WHAT TO PRODUCE:
How many lines in the records below contain the word "monthlyPayment"? Give only the number.

--- --- ---

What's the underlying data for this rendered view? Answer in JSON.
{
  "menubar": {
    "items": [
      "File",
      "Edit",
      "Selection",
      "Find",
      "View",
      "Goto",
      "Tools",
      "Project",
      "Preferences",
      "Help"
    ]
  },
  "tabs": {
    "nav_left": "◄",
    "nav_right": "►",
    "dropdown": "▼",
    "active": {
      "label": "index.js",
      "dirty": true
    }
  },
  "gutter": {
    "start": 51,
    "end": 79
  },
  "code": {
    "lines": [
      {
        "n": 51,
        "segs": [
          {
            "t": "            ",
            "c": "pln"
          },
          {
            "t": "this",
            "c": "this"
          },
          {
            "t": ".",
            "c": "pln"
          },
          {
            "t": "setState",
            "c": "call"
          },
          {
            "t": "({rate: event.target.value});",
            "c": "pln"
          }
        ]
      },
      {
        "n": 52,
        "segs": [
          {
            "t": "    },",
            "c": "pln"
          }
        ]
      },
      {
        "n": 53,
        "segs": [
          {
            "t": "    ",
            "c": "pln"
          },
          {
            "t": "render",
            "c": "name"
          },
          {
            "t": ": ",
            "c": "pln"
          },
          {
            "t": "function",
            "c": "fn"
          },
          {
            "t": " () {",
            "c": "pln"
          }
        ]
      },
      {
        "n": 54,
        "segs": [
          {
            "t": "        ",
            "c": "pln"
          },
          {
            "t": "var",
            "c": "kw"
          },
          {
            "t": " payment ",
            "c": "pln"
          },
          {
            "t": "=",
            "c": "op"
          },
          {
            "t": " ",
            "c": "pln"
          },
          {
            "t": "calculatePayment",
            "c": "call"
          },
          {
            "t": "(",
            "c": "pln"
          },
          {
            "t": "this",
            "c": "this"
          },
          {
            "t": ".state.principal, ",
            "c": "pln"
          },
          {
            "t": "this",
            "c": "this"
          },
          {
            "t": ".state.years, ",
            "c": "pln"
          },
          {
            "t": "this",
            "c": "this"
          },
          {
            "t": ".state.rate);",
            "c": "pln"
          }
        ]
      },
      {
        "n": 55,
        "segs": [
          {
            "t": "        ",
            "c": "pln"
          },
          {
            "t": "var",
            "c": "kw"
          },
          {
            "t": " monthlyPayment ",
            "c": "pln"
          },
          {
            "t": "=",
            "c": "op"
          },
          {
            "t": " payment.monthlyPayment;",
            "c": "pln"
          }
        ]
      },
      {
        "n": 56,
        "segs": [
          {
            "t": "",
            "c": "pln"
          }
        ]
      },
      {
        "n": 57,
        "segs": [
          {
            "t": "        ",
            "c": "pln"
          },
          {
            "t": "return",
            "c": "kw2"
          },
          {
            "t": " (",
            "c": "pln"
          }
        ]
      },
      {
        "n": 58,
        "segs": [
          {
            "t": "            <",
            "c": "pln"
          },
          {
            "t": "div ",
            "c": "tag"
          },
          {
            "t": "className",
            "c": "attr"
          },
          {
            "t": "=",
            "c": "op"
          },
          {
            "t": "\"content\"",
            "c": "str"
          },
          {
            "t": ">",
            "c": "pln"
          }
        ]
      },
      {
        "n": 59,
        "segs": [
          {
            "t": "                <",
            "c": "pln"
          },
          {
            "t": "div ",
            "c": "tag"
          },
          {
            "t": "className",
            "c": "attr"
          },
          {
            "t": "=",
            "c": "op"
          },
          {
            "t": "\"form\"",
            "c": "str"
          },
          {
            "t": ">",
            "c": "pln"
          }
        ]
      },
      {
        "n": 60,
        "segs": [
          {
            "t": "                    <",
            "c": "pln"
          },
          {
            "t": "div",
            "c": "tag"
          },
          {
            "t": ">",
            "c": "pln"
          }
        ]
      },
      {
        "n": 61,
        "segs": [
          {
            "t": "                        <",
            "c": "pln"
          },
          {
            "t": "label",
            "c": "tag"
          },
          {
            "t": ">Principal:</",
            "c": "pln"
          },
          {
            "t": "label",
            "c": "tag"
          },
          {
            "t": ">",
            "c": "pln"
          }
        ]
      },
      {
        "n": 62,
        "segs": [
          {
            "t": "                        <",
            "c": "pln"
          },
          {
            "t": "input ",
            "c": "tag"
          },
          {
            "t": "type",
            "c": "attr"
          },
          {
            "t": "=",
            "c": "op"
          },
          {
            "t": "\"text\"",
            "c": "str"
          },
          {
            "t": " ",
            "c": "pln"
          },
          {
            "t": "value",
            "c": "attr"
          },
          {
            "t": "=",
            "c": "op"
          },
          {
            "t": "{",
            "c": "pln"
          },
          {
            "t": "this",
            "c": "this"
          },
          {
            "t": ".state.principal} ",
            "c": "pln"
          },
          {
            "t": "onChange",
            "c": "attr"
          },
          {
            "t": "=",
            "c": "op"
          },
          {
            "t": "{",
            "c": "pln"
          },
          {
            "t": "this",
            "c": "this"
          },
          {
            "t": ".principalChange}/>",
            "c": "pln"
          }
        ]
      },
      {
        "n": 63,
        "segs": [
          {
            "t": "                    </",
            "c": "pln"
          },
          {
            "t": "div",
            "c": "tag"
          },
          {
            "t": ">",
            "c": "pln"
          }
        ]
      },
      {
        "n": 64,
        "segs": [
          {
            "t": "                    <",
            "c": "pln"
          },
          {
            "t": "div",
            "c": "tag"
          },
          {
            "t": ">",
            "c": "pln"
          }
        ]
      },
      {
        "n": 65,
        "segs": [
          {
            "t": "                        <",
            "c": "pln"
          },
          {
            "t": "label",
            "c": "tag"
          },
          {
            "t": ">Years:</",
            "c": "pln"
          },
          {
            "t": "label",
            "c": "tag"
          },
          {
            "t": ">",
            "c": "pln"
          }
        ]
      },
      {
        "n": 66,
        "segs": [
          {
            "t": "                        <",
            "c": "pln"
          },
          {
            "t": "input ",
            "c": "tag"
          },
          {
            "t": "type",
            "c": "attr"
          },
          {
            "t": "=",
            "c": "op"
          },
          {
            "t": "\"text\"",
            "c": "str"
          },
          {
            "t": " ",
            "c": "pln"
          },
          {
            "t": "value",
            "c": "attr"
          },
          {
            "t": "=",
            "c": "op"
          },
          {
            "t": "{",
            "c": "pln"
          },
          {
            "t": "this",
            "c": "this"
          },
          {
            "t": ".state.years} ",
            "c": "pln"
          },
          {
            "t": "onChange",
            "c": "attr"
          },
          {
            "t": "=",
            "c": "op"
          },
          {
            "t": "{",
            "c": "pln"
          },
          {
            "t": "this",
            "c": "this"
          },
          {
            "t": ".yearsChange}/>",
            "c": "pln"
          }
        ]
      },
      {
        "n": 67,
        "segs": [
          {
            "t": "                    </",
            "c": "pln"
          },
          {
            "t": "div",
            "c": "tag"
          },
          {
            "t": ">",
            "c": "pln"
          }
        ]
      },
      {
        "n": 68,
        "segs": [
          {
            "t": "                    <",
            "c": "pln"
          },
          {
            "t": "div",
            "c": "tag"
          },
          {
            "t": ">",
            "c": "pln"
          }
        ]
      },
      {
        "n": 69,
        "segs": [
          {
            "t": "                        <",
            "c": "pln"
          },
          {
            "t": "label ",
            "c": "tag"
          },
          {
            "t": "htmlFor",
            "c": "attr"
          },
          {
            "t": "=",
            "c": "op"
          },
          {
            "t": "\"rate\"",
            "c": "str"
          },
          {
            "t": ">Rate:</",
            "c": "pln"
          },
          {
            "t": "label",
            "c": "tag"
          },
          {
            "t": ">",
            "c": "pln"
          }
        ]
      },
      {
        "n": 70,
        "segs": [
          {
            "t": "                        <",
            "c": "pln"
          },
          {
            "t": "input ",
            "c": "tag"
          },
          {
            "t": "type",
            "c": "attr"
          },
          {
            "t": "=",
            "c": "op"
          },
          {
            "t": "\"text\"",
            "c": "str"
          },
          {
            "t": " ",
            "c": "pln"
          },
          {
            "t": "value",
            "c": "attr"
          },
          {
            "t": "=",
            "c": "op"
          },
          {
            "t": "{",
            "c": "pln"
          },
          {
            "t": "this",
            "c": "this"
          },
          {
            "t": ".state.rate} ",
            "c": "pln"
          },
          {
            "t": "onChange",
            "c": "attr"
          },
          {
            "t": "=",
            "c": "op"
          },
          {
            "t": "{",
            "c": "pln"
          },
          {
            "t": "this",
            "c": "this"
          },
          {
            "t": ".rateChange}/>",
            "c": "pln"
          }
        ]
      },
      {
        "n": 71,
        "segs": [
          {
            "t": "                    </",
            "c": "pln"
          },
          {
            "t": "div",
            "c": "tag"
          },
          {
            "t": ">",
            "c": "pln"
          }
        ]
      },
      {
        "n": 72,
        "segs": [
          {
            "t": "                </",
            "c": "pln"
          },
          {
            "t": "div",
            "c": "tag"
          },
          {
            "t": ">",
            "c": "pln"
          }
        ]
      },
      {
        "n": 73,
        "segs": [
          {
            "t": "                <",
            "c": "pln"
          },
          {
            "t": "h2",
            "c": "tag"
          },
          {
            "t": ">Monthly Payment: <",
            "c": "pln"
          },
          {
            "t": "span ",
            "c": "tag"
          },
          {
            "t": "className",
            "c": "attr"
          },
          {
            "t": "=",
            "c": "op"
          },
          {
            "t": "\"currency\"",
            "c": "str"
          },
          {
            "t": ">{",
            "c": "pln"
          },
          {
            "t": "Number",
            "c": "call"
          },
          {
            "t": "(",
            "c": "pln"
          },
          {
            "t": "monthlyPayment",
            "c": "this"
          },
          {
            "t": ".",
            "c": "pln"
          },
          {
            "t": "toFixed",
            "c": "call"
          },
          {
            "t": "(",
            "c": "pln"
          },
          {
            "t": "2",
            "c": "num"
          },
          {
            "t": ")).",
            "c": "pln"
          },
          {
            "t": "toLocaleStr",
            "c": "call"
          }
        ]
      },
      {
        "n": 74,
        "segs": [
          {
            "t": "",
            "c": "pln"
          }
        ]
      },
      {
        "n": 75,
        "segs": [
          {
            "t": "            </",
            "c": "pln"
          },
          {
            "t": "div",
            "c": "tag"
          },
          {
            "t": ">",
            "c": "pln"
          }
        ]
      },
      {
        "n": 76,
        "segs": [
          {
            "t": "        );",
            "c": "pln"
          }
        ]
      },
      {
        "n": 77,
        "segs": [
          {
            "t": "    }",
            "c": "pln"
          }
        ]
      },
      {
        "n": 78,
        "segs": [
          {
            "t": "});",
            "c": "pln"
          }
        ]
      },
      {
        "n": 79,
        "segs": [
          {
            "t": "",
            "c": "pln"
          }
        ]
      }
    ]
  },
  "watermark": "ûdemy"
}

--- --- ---

ANSWER SECTION:
3